Researchers develop master fingerprints that can break into smartphones The story goes that no two fingerprints are exactly alike, which makes them an excellent method for authentication. However, as researchers at New York University and Michigan State University have recently found, they’re hardly foolproof. The team has developed a set of fake fingerprints that are digital composites of common features found in many people’s fingerprints. Digital Trends

Heat shrink tubing and the chemistry behind its magic There’s a lot to be said in favor of getting kids involved in hacking as young as possible, but there is one thing about working in electronics that I believe is best left as a mystery until at least the teenage years — hide the shrink tube. Teach them to breadboard, have them learn resistor color codes and Ohm’s Law, and even teach them to solder. But don’t you dare let them near the heat shrink tubing. Hackaday

Hybrid ink 'drawable' electronic circuits create radical possibilities for flexible gadgets Who said pen and paper was dead? German scientists have developed a new type of ink that allows fully-functioning electronic circuits to be 'written' directly onto a surface from a pen. The technology could provide an inexpensive means of manufacturing printed circuits suitable for flexible smartphones, tablets and other radical gadget designs. International Business Times

Star Trek’s “tricorder” medical scanner just got closer to becoming a reality Throughout the myriad voyages of the crews of the Starship Enterprise, medical officers always carried with them a futuristic little device, about the size of a cellphone, that allowed them to diagnose any ailment—alien or otherwise. Just by waving the device, called a tricorder, over the patient’s body, they could get a complete rundown of all vitals and diseases. Quartz

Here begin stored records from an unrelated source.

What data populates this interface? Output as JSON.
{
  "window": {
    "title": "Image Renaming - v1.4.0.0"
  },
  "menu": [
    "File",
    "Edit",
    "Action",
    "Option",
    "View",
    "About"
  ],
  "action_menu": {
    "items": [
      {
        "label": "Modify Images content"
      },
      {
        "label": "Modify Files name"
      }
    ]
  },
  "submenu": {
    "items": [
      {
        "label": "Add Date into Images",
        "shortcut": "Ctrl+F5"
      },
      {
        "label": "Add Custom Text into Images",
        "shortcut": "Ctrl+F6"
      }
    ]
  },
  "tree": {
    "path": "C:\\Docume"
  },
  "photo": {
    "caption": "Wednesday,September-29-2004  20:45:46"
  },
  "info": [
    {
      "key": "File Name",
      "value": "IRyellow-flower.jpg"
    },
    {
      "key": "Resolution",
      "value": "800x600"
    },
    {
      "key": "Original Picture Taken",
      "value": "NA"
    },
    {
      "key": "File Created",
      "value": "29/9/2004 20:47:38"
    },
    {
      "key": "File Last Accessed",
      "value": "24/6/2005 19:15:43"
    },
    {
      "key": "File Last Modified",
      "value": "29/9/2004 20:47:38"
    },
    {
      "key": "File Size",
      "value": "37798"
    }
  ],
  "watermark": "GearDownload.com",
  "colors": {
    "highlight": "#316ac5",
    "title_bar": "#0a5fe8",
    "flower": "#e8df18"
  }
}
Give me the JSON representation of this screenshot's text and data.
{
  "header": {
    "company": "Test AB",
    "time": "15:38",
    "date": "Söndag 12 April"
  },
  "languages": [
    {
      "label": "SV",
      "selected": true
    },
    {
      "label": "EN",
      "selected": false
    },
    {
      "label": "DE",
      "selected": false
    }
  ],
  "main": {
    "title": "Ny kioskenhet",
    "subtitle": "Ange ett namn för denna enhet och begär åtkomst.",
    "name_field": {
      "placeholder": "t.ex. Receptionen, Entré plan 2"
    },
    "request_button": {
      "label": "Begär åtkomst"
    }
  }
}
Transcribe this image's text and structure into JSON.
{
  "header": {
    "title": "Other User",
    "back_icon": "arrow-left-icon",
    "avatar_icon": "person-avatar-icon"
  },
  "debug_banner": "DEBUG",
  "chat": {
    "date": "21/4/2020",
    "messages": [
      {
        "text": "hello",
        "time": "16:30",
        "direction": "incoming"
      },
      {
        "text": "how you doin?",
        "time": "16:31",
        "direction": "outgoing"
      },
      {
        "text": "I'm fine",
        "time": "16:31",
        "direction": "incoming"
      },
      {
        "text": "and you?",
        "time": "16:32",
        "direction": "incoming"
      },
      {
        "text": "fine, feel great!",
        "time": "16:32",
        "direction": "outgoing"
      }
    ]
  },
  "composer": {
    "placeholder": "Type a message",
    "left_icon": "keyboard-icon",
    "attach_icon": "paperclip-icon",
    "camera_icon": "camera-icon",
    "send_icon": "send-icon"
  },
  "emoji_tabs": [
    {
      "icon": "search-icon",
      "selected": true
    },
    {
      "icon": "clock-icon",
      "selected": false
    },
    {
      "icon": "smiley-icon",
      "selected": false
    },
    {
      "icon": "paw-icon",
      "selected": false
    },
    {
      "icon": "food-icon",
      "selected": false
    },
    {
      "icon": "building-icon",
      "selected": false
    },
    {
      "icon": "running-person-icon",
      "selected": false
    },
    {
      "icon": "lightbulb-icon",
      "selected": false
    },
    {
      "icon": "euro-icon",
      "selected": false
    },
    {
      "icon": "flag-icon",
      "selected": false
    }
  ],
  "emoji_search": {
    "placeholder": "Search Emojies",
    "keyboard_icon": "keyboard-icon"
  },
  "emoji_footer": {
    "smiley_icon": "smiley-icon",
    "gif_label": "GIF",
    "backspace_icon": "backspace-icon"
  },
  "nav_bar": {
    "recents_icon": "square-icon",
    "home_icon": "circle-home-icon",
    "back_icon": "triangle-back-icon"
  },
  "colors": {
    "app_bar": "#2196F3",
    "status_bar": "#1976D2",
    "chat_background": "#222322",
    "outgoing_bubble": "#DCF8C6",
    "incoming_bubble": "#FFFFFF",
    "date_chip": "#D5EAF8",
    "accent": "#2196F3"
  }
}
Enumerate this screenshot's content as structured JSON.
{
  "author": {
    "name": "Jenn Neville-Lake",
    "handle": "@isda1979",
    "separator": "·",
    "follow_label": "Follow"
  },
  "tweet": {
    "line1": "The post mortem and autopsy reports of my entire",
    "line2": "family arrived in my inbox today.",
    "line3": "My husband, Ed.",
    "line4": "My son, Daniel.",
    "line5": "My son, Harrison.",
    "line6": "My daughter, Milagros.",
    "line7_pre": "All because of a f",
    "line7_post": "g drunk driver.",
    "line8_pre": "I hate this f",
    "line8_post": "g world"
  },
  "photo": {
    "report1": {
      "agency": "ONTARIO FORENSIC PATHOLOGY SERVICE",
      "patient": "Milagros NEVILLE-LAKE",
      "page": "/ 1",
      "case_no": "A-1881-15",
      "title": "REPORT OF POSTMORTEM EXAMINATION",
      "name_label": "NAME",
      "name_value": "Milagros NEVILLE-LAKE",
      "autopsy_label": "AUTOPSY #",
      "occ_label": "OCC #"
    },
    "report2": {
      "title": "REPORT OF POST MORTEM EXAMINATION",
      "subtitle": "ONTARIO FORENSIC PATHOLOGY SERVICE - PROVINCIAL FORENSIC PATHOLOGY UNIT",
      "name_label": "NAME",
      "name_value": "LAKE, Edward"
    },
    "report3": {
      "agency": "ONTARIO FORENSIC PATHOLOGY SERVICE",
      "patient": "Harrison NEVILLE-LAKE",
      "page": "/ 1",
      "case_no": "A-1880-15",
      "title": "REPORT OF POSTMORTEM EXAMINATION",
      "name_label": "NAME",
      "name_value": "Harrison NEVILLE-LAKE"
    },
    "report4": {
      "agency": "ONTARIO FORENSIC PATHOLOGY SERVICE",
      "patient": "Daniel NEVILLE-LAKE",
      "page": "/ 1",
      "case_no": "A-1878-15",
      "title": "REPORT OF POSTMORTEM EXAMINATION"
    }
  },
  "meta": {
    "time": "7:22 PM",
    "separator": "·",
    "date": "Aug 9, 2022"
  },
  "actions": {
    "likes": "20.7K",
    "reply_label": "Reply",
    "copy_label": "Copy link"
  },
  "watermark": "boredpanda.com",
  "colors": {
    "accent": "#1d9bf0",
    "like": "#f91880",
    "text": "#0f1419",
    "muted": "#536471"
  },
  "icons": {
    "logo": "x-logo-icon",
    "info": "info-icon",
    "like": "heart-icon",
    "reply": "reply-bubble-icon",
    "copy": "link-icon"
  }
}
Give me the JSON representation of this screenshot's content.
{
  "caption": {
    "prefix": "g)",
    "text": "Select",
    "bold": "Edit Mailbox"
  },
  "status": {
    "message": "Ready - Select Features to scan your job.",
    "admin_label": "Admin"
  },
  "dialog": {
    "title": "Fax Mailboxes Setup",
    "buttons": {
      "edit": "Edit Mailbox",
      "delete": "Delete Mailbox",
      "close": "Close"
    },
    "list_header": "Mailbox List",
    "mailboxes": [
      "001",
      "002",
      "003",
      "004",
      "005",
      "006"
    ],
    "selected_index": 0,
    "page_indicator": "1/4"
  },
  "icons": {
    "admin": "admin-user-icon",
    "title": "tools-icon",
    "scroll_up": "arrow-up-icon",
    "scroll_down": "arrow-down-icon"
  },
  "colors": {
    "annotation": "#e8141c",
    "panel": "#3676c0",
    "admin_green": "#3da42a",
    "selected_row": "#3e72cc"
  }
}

Robert Taylor, innovator who shaped modern computing, dies at 85 Like many inventions, the internet was the work of countless hands. But perhaps no one deserves more credit for that world-changing technological leap than Robert W. Taylor, who died on Thursday at 85 at his home in Woodside, Calif. Indeed, few people were as instrumental in shaping the modern computer-connected world as he. The NY Times

Explained: Neural networks In the past 10 years, the best-performing artificial-intelligence systems — such as the speech recognizers on smartphones or Google’s latest automatic translator — have resulted from a technique called “deep learning.” Deep learning is in fact a new name for an approach to artificial intelligence called neural networks, which have been going in and out of fashion for more than 70 years. MIT

Building an Xi 8088 PC This was a long, involved project. I started out by ordering a set of boards from Todd over at the retrobrew forums...The backplane was the first board I constructed. It has spots for eight edge card connectors, and BIOS POST logic. You get to choose which driver you want to use for the post display. Some drivers can display hex digits, some cannot, and some just display weird things instead of A-F. Dr. Scott M. Baker

Forgotten audio formats: The flexi disc The flexi disc has, for a physically flimsy format, an incredibly diverse background, and its story incorporates everyone from the Beatles, David Bowie, and ABBA, to Alice Cooper and heavy metal. In terms of retail it cropped up with National Geographic, in a million-dollar McDonalds campaign, and on the covers of numerous teenybopper magazines. Ars Technica